ASSIGNMENT
Your answer should repeat every record verbatim.

[Page and application data records]
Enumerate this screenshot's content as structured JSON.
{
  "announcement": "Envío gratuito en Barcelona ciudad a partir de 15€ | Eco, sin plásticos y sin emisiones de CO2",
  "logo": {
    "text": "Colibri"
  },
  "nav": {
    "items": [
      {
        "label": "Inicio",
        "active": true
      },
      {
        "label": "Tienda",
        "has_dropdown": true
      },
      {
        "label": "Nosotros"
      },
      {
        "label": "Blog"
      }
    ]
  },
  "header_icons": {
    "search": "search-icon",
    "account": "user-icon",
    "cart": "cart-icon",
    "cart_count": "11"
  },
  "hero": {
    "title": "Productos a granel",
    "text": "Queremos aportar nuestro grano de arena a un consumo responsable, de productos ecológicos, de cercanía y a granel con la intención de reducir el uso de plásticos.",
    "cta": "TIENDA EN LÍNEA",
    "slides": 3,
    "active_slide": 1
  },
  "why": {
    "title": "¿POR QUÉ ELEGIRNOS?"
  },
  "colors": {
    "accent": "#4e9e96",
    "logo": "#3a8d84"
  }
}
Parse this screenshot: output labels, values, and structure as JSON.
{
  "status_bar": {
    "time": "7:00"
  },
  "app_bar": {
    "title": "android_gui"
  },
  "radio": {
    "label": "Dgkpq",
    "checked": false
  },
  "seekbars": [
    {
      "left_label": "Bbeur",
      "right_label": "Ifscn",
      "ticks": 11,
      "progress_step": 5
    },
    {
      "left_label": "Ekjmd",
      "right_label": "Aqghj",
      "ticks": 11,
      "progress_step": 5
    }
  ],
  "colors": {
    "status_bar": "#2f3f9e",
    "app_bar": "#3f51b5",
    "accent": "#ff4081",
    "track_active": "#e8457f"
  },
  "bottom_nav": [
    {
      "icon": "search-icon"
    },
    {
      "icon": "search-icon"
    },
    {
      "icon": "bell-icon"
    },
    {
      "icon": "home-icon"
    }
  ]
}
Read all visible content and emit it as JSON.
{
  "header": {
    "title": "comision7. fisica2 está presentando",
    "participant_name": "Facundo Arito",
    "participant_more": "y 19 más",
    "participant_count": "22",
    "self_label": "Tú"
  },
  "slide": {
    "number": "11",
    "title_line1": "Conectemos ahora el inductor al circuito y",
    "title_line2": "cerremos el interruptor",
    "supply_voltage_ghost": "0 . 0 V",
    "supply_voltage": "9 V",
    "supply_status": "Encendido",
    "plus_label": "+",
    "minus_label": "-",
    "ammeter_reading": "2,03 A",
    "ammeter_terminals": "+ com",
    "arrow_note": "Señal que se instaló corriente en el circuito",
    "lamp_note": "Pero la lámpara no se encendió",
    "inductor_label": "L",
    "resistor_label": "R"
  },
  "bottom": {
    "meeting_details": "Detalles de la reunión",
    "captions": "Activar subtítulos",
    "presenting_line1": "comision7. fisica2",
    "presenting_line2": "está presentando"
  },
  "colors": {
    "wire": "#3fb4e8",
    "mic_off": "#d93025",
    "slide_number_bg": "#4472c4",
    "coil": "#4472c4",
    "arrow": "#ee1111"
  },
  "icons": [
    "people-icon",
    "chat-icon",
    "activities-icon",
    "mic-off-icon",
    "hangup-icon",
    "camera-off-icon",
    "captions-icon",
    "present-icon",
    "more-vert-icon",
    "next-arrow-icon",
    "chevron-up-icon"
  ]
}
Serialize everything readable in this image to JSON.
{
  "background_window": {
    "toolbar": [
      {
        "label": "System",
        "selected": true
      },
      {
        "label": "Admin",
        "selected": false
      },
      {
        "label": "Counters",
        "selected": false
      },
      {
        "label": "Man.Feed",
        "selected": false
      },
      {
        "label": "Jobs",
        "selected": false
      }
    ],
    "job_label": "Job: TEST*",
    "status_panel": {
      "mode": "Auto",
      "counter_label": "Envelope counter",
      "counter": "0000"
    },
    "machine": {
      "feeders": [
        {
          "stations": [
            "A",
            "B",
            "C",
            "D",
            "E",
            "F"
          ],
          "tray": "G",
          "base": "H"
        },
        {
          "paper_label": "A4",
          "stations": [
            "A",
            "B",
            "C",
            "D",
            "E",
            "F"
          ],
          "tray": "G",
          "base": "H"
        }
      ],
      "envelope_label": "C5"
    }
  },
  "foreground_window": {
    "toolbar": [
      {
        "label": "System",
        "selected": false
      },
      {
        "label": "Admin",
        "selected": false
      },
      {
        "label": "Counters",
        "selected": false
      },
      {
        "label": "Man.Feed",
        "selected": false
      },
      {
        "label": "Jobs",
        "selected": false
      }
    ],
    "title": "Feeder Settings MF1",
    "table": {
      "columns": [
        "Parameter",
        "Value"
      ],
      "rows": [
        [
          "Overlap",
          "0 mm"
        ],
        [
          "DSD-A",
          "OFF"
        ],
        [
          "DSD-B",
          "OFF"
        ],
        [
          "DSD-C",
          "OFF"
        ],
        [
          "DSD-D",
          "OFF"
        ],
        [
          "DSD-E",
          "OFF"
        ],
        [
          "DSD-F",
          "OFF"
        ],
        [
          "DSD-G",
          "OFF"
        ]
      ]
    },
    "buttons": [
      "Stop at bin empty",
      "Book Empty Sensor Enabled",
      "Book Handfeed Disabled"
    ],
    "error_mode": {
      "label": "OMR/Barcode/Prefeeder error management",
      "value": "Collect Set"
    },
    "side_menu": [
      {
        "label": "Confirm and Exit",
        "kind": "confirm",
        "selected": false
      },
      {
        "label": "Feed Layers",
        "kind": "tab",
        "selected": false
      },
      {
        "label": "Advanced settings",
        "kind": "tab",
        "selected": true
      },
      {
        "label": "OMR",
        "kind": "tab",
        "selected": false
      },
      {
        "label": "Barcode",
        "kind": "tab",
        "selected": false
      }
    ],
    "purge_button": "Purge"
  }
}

RESPONSE TO THIS TASK
Enumerate this screenshot's content as structured JSON.
{
  "announcement": "Envío gratuito en Barcelona ciudad a partir de 15€ | Eco, sin plásticos y sin emisiones de CO2",
  "logo": {
    "text": "Colibri"
  },
  "nav": {
    "items": [
      {
        "label": "Inicio",
        "active": true
      },
      {
        "label": "Tienda",
        "has_dropdown": true
      },
      {
        "label": "Nosotros"
      },
      {
        "label": "Blog"
      }
    ]
  },
  "header_icons": {
    "search": "search-icon",
    "account": "user-icon",
    "cart": "cart-icon",
    "cart_count": "11"
  },
  "hero": {
    "title": "Productos a granel",
    "text": "Queremos aportar nuestro grano de arena a un consumo responsable, de productos ecológicos, de cercanía y a granel con la intención de reducir el uso de plásticos.",
    "cta": "TIENDA EN LÍNEA",
    "slides": 3,
    "active_slide": 1
  },
  "why": {
    "title": "¿POR QUÉ ELEGIRNOS?"
  },
  "colors": {
    "accent": "#4e9e96",
    "logo": "#3a8d84"
  }
}
Parse this screenshot: output labels, values, and structure as JSON.
{
  "status_bar": {
    "time": "7:00"
  },
  "app_bar": {
    "title": "android_gui"
  },
  "radio": {
    "label": "Dgkpq",
    "checked": false
  },
  "seekbars": [
    {
      "left_label": "Bbeur",
      "right_label": "Ifscn",
      "ticks": 11,
      "progress_step": 5
    },
    {
      "left_label": "Ekjmd",
      "right_label": "Aqghj",
      "ticks": 11,
      "progress_step": 5
    }
  ],
  "colors": {
    "status_bar": "#2f3f9e",
    "app_bar": "#3f51b5",
    "accent": "#ff4081",
    "track_active": "#e8457f"
  },
  "bottom_nav": [
    {
      "icon": "search-icon"
    },
    {
      "icon": "search-icon"
    },
    {
      "icon": "bell-icon"
    },
    {
      "icon": "home-icon"
    }
  ]
}
Read all visible content and emit it as JSON.
{
  "header": {
    "title": "comision7. fisica2 está presentando",
    "participant_name": "Facundo Arito",
    "participant_more": "y 19 más",
    "participant_count": "22",
    "self_label": "Tú"
  },
  "slide": {
    "number": "11",
    "title_line1": "Conectemos ahora el inductor al circuito y",
    "title_line2": "cerremos el interruptor",
    "supply_voltage_ghost": "0 . 0 V",
    "supply_voltage": "9 V",
    "supply_status": "Encendido",
    "plus_label": "+",
    "minus_label": "-",
    "ammeter_reading": "2,03 A",
    "ammeter_terminals": "+ com",
    "arrow_note": "Señal que se instaló corriente en el circuito",
    "lamp_note": "Pero la lámpara no se encendió",
    "inductor_label": "L",
    "resistor_label": "R"
  },
  "bottom": {
    "meeting_details": "Detalles de la reunión",
    "captions": "Activar subtítulos",
    "presenting_line1": "comision7. fisica2",
    "presenting_line2": "está presentando"
  },
  "colors": {
    "wire": "#3fb4e8",
    "mic_off": "#d93025",
    "slide_number_bg": "#4472c4",
    "coil": "#4472c4",
    "arrow": "#ee1111"
  },
  "icons": [
    "people-icon",
    "chat-icon",
    "activities-icon",
    "mic-off-icon",
    "hangup-icon",
    "camera-off-icon",
    "captions-icon",
    "present-icon",
    "more-vert-icon",
    "next-arrow-icon",
    "chevron-up-icon"
  ]
}
Serialize everything readable in this image to JSON.
{
  "background_window": {
    "toolbar": [
      {
        "label": "System",
        "selected": true
      },
      {
        "label": "Admin",
        "selected": false
      },
      {
        "label": "Counters",
        "selected": false
      },
      {
        "label": "Man.Feed",
        "selected": false
      },
      {
        "label": "Jobs",
        "selected": false
      }
    ],
    "job_label": "Job: TEST*",
    "status_panel": {
      "mode": "Auto",
      "counter_label": "Envelope counter",
      "counter": "0000"
    },
    "machine": {
      "feeders": [
        {
          "stations": [
            "A",
            "B",
            "C",
            "D",
            "E",
            "F"
          ],
          "tray": "G",
          "base": "H"
        },
        {
          "paper_label": "A4",
          "stations": [
            "A",
            "B",
            "C",
            "D",
            "E",
            "F"
          ],
          "tray": "G",
          "base": "H"
        }
      ],
      "envelope_label": "C5"
    }
  },
  "foreground_window": {
    "toolbar": [
      {
        "label": "System",
        "selected": false
      },
      {
        "label": "Admin",
        "selected": false
      },
      {
        "label": "Counters",
        "selected": false
      },
      {
        "label": "Man.Feed",
        "selected": false
      },
      {
        "label": "Jobs",
        "selected": false
      }
    ],
    "title": "Feeder Settings MF1",
    "table": {
      "columns": [
        "Parameter",
        "Value"
      ],
      "rows": [
        [
          "Overlap",
          "0 mm"
        ],
        [
          "DSD-A",
          "OFF"
        ],
        [
          "DSD-B",
          "OFF"
        ],
        [
          "DSD-C",
          "OFF"
        ],
        [
          "DSD-D",
          "OFF"
        ],
        [
          "DSD-E",
          "OFF"
        ],
        [
          "DSD-F",
          "OFF"
        ],
        [
          "DSD-G",
          "OFF"
        ]
      ]
    },
    "buttons": [
      "Stop at bin empty",
      "Book Empty Sensor Enabled",
      "Book Handfeed Disabled"
    ],
    "error_mode": {
      "label": "OMR/Barcode/Prefeeder error management",
      "value": "Collect Set"
    },
    "side_menu": [
      {
        "label": "Confirm and Exit",
        "kind": "confirm",
        "selected": false
      },
      {
        "label": "Feed Layers",
        "kind": "tab",
        "selected": false
      },
      {
        "label": "Advanced settings",
        "kind": "tab",
        "selected": true
      },
      {
        "label": "OMR",
        "kind": "tab",
        "selected": false
      },
      {
        "label": "Barcode",
        "kind": "tab",
        "selected": false
      }
    ],
    "purge_button": "Purge"
  }
}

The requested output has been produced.